> _Exercise inputs_
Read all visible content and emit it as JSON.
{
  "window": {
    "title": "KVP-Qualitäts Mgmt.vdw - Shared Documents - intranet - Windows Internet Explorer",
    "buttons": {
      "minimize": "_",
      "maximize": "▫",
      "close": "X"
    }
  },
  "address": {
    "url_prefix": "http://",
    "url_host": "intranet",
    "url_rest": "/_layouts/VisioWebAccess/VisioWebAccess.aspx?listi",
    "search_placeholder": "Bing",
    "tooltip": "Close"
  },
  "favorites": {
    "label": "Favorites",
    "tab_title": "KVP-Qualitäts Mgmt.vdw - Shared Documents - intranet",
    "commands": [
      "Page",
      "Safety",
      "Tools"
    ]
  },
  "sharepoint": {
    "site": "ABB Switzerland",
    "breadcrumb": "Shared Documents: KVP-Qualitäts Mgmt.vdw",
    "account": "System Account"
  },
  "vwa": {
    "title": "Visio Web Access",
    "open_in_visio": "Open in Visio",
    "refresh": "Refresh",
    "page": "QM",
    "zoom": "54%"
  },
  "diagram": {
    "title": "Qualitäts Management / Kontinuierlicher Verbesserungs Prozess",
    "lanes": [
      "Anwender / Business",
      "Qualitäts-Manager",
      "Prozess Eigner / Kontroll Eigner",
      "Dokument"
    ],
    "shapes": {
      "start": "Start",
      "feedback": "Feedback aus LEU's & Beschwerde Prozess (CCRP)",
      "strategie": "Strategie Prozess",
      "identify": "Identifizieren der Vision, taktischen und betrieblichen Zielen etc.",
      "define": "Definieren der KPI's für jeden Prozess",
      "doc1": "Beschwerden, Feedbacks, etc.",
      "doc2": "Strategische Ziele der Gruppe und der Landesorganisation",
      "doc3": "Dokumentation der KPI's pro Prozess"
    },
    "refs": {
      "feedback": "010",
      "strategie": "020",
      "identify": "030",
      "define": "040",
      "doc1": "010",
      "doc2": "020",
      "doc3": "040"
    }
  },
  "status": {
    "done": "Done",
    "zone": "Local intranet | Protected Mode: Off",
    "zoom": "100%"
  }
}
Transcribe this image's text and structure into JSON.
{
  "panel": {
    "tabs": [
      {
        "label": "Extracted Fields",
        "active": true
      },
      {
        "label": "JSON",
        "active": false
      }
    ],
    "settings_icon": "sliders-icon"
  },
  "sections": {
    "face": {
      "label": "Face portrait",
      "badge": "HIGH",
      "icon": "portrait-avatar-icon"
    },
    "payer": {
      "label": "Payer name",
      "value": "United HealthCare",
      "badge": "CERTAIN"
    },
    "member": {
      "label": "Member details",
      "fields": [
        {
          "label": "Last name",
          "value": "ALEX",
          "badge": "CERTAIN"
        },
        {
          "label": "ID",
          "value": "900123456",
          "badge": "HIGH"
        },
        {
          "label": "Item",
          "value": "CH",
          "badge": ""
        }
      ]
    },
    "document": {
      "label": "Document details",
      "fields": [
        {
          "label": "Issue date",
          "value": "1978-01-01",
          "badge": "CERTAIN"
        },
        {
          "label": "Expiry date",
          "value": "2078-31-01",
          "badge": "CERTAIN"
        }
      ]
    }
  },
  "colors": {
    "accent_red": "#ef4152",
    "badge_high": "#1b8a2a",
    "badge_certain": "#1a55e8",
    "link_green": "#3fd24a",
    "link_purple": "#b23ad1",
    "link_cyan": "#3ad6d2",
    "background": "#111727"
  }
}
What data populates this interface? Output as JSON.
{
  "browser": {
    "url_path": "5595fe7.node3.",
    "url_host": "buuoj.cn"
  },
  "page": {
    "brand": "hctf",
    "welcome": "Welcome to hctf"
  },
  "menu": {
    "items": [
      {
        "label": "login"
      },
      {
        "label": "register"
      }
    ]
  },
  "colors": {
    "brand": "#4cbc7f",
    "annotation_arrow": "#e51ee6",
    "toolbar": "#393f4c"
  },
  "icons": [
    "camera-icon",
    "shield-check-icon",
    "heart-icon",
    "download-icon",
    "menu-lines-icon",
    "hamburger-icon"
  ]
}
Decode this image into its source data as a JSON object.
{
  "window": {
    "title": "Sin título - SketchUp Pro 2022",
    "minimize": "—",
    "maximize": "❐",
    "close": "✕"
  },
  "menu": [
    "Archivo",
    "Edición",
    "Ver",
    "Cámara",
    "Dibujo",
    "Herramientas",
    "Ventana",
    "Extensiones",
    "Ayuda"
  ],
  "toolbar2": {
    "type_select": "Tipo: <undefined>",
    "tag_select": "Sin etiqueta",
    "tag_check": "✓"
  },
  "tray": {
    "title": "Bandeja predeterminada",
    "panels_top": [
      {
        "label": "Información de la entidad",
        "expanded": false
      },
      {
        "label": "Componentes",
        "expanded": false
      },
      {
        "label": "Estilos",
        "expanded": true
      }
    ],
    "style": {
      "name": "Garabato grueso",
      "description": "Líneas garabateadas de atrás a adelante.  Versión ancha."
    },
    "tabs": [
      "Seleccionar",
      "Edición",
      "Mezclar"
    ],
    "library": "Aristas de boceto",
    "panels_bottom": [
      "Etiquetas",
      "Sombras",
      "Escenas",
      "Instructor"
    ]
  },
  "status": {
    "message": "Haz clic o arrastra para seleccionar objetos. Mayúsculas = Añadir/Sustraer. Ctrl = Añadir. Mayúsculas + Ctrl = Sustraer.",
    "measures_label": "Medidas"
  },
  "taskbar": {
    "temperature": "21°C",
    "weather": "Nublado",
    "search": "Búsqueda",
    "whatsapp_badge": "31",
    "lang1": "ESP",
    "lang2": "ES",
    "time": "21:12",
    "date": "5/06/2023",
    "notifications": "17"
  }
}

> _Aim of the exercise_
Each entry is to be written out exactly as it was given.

> _Answer for this exercise_
Read all visible content and emit it as JSON.
{
  "window": {
    "title": "KVP-Qualitäts Mgmt.vdw - Shared Documents - intranet - Windows Internet Explorer",
    "buttons": {
      "minimize": "_",
      "maximize": "▫",
      "close": "X"
    }
  },
  "address": {
    "url_prefix": "http://",
    "url_host": "intranet",
    "url_rest": "/_layouts/VisioWebAccess/VisioWebAccess.aspx?listi",
    "search_placeholder": "Bing",
    "tooltip": "Close"
  },
  "favorites": {
    "label": "Favorites",
    "tab_title": "KVP-Qualitäts Mgmt.vdw - Shared Documents - intranet",
    "commands": [
      "Page",
      "Safety",
      "Tools"
    ]
  },
  "sharepoint": {
    "site": "ABB Switzerland",
    "breadcrumb": "Shared Documents: KVP-Qualitäts Mgmt.vdw",
    "account": "System Account"
  },
  "vwa": {
    "title": "Visio Web Access",
    "open_in_visio": "Open in Visio",
    "refresh": "Refresh",
    "page": "QM",
    "zoom": "54%"
  },
  "diagram": {
    "title": "Qualitäts Management / Kontinuierlicher Verbesserungs Prozess",
    "lanes": [
      "Anwender / Business",
      "Qualitäts-Manager",
      "Prozess Eigner / Kontroll Eigner",
      "Dokument"
    ],
    "shapes": {
      "start": "Start",
      "feedback": "Feedback aus LEU's & Beschwerde Prozess (CCRP)",
      "strategie": "Strategie Prozess",
      "identify": "Identifizieren der Vision, taktischen und betrieblichen Zielen etc.",
      "define": "Definieren der KPI's für jeden Prozess",
      "doc1": "Beschwerden, Feedbacks, etc.",
      "doc2": "Strategische Ziele der Gruppe und der Landesorganisation",
      "doc3": "Dokumentation der KPI's pro Prozess"
    },
    "refs": {
      "feedback": "010",
      "strategie": "020",
      "identify": "030",
      "define": "040",
      "doc1": "010",
      "doc2": "020",
      "doc3": "040"
    }
  },
  "status": {
    "done": "Done",
    "zone": "Local intranet | Protected Mode: Off",
    "zoom": "100%"
  }
}
Transcribe this image's text and structure into JSON.
{
  "panel": {
    "tabs": [
      {
        "label": "Extracted Fields",
        "active": true
      },
      {
        "label": "JSON",
        "active": false
      }
    ],
    "settings_icon": "sliders-icon"
  },
  "sections": {
    "face": {
      "label": "Face portrait",
      "badge": "HIGH",
      "icon": "portrait-avatar-icon"
    },
    "payer": {
      "label": "Payer name",
      "value": "United HealthCare",
      "badge": "CERTAIN"
    },
    "member": {
      "label": "Member details",
      "fields": [
        {
          "label": "Last name",
          "value": "ALEX",
          "badge": "CERTAIN"
        },
        {
          "label": "ID",
          "value": "900123456",
          "badge": "HIGH"
        },
        {
          "label": "Item",
          "value": "CH",
          "badge": ""
        }
      ]
    },
    "document": {
      "label": "Document details",
      "fields": [
        {
          "label": "Issue date",
          "value": "1978-01-01",
          "badge": "CERTAIN"
        },
        {
          "label": "Expiry date",
          "value": "2078-31-01",
          "badge": "CERTAIN"
        }
      ]
    }
  },
  "colors": {
    "accent_red": "#ef4152",
    "badge_high": "#1b8a2a",
    "badge_certain": "#1a55e8",
    "link_green": "#3fd24a",
    "link_purple": "#b23ad1",
    "link_cyan": "#3ad6d2",
    "background": "#111727"
  }
}
What data populates this interface? Output as JSON.
{
  "browser": {
    "url_path": "5595fe7.node3.",
    "url_host": "buuoj.cn"
  },
  "page": {
    "brand": "hctf",
    "welcome": "Welcome to hctf"
  },
  "menu": {
    "items": [
      {
        "label": "login"
      },
      {
        "label": "register"
      }
    ]
  },
  "colors": {
    "brand": "#4cbc7f",
    "annotation_arrow": "#e51ee6",
    "toolbar": "#393f4c"
  },
  "icons": [
    "camera-icon",
    "shield-check-icon",
    "heart-icon",
    "download-icon",
    "menu-lines-icon",
    "hamburger-icon"
  ]
}
Decode this image into its source data as a JSON object.
{
  "window": {
    "title": "Sin título - SketchUp Pro 2022",
    "minimize": "—",
    "maximize": "❐",
    "close": "✕"
  },
  "menu": [
    "Archivo",
    "Edición",
    "Ver",
    "Cámara",
    "Dibujo",
    "Herramientas",
    "Ventana",
    "Extensiones",
    "Ayuda"
  ],
  "toolbar2": {
    "type_select": "Tipo: <undefined>",
    "tag_select": "Sin etiqueta",
    "tag_check": "✓"
  },
  "tray": {
    "title": "Bandeja predeterminada",
    "panels_top": [
      {
        "label": "Información de la entidad",
        "expanded": false
      },
      {
        "label": "Componentes",
        "expanded": false
      },
      {
        "label": "Estilos",
        "expanded": true
      }
    ],
    "style": {
      "name": "Garabato grueso",
      "description": "Líneas garabateadas de atrás a adelante.  Versión ancha."
    },
    "tabs": [
      "Seleccionar",
      "Edición",
      "Mezclar"
    ],
    "library": "Aristas de boceto",
    "panels_bottom": [
      "Etiquetas",
      "Sombras",
      "Escenas",
      "Instructor"
    ]
  },
  "status": {
    "message": "Haz clic o arrastra para seleccionar objetos. Mayúsculas = Añadir/Sustraer. Ctrl = Añadir. Mayúsculas + Ctrl = Sustraer.",
    "measures_label": "Medidas"
  },
  "taskbar": {
    "temperature": "21°C",
    "weather": "Nublado",
    "search": "Búsqueda",
    "whatsapp_badge": "31",
    "lang1": "ESP",
    "lang2": "ES",
    "time": "21:12",
    "date": "5/06/2023",
    "notifications": "17"
  }
}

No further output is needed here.